"Mooroolbark" has been popularly believed for some time to have the meaning "red earth", leading to extensive use of that meaning in the community. More recently it has been suggested that "Mooroolbik" is the name given by the local Wurundjeri Aboriginal people ("moorool" meaning great water and "bik" meaning place). An alternative meaning of Mooroolbark being "the place where the wide waters meet" is recorded by Museum Victoria. Another meaning recorded is "red bark".
The Parish of Mooroolbark was surveyed in 1855, with a township originally called Brushy Creek standing where North Croydon is today. The name "Mooroolbark" was to be popularised with eventual European settlement in the late 19th century. A rural hub developed around the train station, which opened in 1887 and offered rail access to Melbourne. The Post Office opened shortly after on 15 March 1888.

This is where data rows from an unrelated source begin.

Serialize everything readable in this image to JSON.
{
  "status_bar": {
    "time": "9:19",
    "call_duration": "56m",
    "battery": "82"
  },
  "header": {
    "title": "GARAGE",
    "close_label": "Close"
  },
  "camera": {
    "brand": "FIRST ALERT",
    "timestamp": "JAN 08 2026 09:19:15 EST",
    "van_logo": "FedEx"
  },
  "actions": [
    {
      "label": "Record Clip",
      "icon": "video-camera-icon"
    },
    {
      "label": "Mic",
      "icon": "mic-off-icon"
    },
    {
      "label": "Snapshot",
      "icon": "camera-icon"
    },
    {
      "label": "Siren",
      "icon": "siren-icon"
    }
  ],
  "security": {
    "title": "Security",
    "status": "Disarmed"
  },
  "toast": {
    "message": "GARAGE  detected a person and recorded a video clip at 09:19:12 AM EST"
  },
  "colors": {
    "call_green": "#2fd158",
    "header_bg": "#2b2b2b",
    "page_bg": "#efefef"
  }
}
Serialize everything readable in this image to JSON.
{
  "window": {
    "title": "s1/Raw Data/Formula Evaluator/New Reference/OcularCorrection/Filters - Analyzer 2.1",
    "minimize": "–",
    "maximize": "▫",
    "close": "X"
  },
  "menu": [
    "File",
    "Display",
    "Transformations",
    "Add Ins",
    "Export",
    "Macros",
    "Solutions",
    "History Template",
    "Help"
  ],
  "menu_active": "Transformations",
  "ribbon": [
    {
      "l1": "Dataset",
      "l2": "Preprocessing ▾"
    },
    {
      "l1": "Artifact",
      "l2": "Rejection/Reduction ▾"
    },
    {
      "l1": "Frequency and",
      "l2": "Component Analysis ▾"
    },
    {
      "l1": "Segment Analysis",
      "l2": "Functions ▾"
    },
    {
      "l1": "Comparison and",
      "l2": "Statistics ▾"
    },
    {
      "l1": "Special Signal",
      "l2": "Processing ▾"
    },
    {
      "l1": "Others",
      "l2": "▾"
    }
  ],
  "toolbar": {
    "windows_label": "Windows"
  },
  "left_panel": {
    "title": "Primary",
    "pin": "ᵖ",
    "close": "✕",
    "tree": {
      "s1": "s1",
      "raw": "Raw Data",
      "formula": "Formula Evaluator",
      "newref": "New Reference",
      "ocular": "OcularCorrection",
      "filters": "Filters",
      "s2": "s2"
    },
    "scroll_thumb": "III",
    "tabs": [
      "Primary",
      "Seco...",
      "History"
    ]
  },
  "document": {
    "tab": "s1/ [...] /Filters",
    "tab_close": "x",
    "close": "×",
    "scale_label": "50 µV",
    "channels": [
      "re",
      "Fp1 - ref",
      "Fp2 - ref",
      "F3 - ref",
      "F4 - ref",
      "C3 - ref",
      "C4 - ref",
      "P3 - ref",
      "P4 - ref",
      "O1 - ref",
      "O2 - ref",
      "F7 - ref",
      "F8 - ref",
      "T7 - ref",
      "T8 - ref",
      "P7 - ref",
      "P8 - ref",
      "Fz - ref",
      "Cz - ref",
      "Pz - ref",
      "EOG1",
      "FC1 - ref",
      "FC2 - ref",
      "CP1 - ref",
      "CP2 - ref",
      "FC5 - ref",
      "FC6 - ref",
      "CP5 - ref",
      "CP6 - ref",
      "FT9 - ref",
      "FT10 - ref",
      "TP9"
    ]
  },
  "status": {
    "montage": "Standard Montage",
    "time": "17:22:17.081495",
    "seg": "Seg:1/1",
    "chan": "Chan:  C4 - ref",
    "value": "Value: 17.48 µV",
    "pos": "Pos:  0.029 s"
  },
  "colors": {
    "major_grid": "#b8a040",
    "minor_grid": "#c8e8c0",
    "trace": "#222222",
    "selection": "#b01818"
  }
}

Wonga Park used to be a part of Mooroolbark until the early 20th century when it became a separate suburb. Another locality called Mooroolbark Park was later renamed as Chirnside Park.